**Exercise:**
What you write must match the records exactly, except for the images, which are left out.

━━━━━ Data for this exercise ━━━━━

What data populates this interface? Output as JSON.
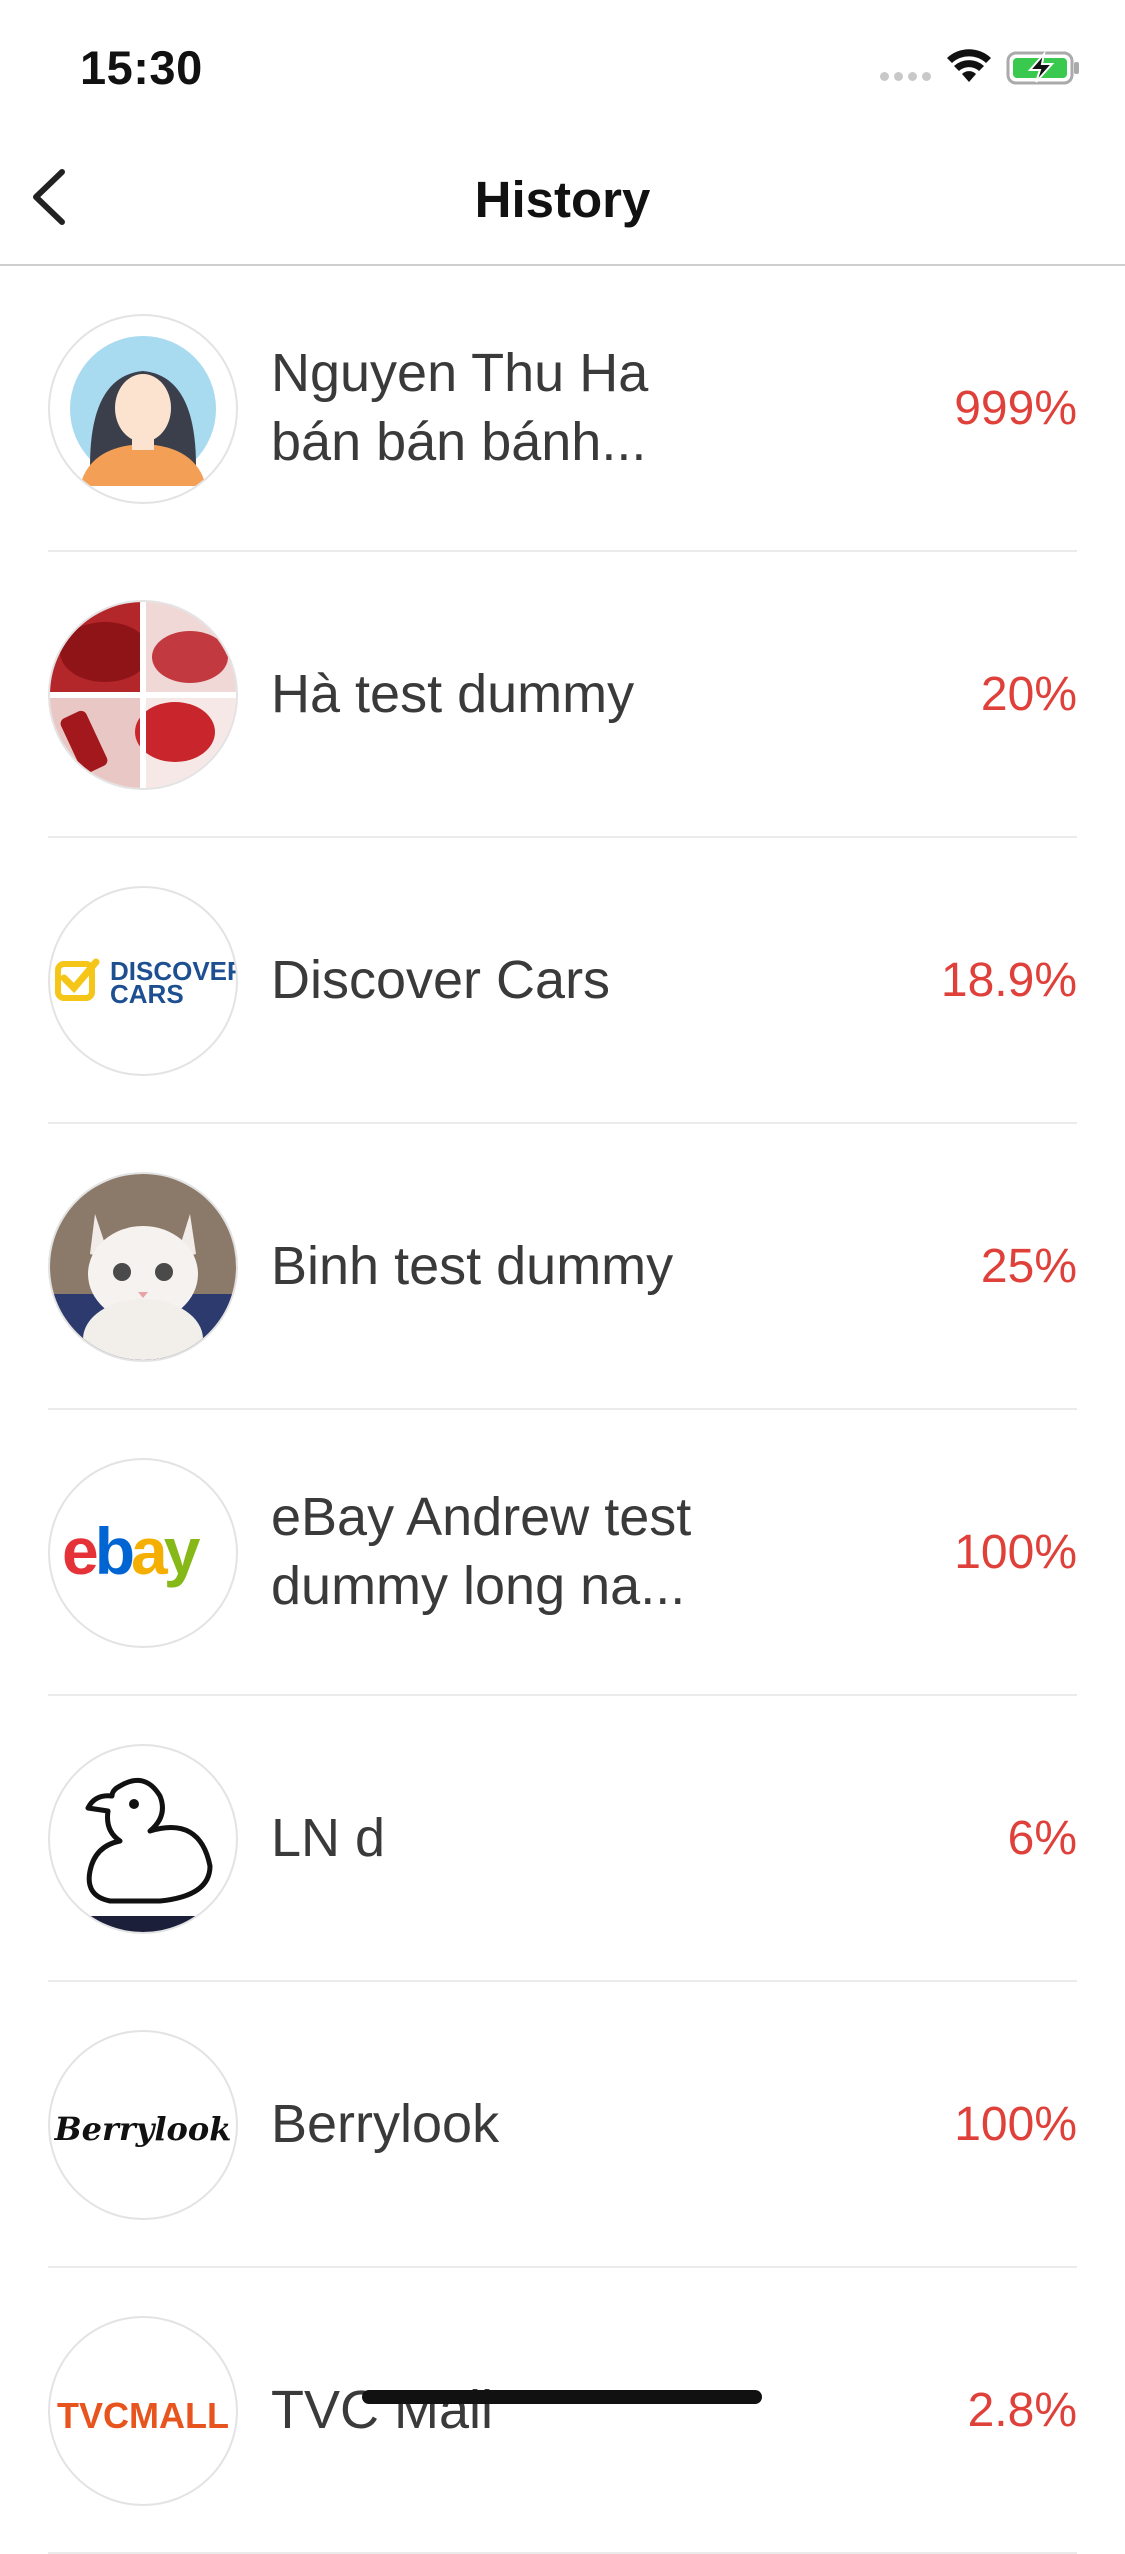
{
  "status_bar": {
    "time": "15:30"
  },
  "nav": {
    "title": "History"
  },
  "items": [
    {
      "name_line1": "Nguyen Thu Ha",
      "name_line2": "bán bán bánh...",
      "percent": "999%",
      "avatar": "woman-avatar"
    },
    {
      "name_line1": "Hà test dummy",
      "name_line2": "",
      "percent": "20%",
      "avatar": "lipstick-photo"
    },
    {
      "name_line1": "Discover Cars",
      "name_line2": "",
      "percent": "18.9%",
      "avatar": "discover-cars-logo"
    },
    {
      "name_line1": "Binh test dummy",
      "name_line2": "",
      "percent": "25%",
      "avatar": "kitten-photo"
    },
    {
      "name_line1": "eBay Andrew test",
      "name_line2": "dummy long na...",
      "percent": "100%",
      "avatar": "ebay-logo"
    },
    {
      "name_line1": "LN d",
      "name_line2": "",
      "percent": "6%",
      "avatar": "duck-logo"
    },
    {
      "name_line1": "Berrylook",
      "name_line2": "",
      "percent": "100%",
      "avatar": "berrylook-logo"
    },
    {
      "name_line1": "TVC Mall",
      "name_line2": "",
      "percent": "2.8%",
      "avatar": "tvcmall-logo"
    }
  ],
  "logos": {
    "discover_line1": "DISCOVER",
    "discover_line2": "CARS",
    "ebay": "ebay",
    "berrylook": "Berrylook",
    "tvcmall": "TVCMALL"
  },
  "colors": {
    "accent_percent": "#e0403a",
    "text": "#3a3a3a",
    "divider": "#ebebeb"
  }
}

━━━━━

**Exercise output:**
What data populates this interface? Output as JSON.
{
  "status_bar": {
    "time": "15:30"
  },
  "nav": {
    "title": "History"
  },
  "items": [
    {
      "name_line1": "Nguyen Thu Ha",
      "name_line2": "bán bán bánh...",
      "percent": "999%",
      "avatar": "woman-avatar"
    },
    {
      "name_line1": "Hà test dummy",
      "name_line2": "",
      "percent": "20%",
      "avatar": "lipstick-photo"
    },
    {
      "name_line1": "Discover Cars",
      "name_line2": "",
      "percent": "18.9%",
      "avatar": "discover-cars-logo"
    },
    {
      "name_line1": "Binh test dummy",
      "name_line2": "",
      "percent": "25%",
      "avatar": "kitten-photo"
    },
    {
      "name_line1": "eBay Andrew test",
      "name_line2": "dummy long na...",
      "percent": "100%",
      "avatar": "ebay-logo"
    },
    {
      "name_line1": "LN d",
      "name_line2": "",
      "percent": "6%",
      "avatar": "duck-logo"
    },
    {
      "name_line1": "Berrylook",
      "name_line2": "",
      "percent": "100%",
      "avatar": "berrylook-logo"
    },
    {
      "name_line1": "TVC Mall",
      "name_line2": "",
      "percent": "2.8%",
      "avatar": "tvcmall-logo"
    }
  ],
  "logos": {
    "discover_line1": "DISCOVER",
    "discover_line2": "CARS",
    "ebay": "ebay",
    "berrylook": "Berrylook",
    "tvcmall": "TVCMALL"
  },
  "colors": {
    "accent_percent": "#e0403a",
    "text": "#3a3a3a",
    "divider": "#ebebeb"
  }
}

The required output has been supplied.